Actually we are going to take a further look back with a webpage of every FCP version. This video from 2003 has some very interesting facts, figures and faces from 2003 to start it all off.
We thought we would start off with this video from MacVideo that first aired at NAB 2003. We were there at the SuperMeet when about a hundred people showed up. How things have changed, the last SuperMeet had 1700 editors getting a first look at FCPX!
Take a look at this video though from about 3'33 onwards. How many of the comments still hold true today?
FCP goes back a few years before 2003, we all know that it started off long before its first release in 1999.
Text wise, the best description of its birth can be found in the history section in Wikipedia.
We prefer the two video interviews with Michael Wohl (shown left) that not only describe FCP's beginnings, but also go on to tell how Bruce the Yak became a very famous Easter egg within the program.
Sorry we can't embed those for you but the author has toggled that feature off :(
Wouldn't it be really cool if you could look at all of Apple's Final Cut Pages through time? Well you can thanks to the Wayback Machine archive. Enjoy watching your favourite editing program's evolution!
Final Cut Pro (April 1999)
Final Cut Pro 1.2.5 (November 2000)
Final Cut Pro 2.0 (April 2001)
Final Cut Pro 3.0 (December 2002)
Final Cut Pro 4.0 (April 2003)
Final Cut Pro HD (April 2004) 4.5
Final Cut Pro 5 (April 2005)
Final Cut Pro 6 (April 2007) Final Cut Studio 2
Final Cut Pro 7 (July 2009) Unofficially Final Cut Studio 3

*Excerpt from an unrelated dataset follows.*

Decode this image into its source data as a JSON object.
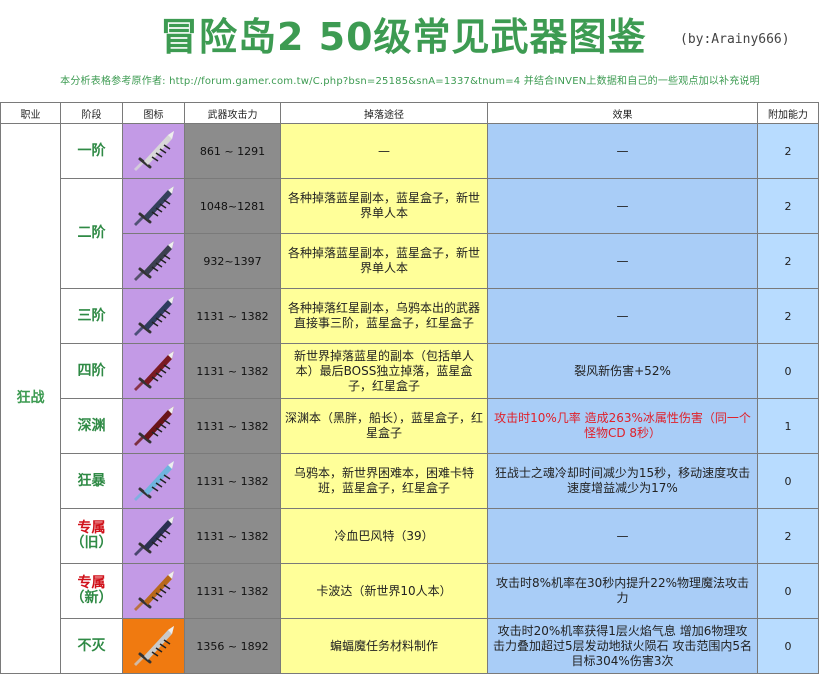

Thank you to Simon Kirkby for doing the early years research.
One of the contributors in the 2003 video, Michael Vitti sadly died on the first day of NAB 2009.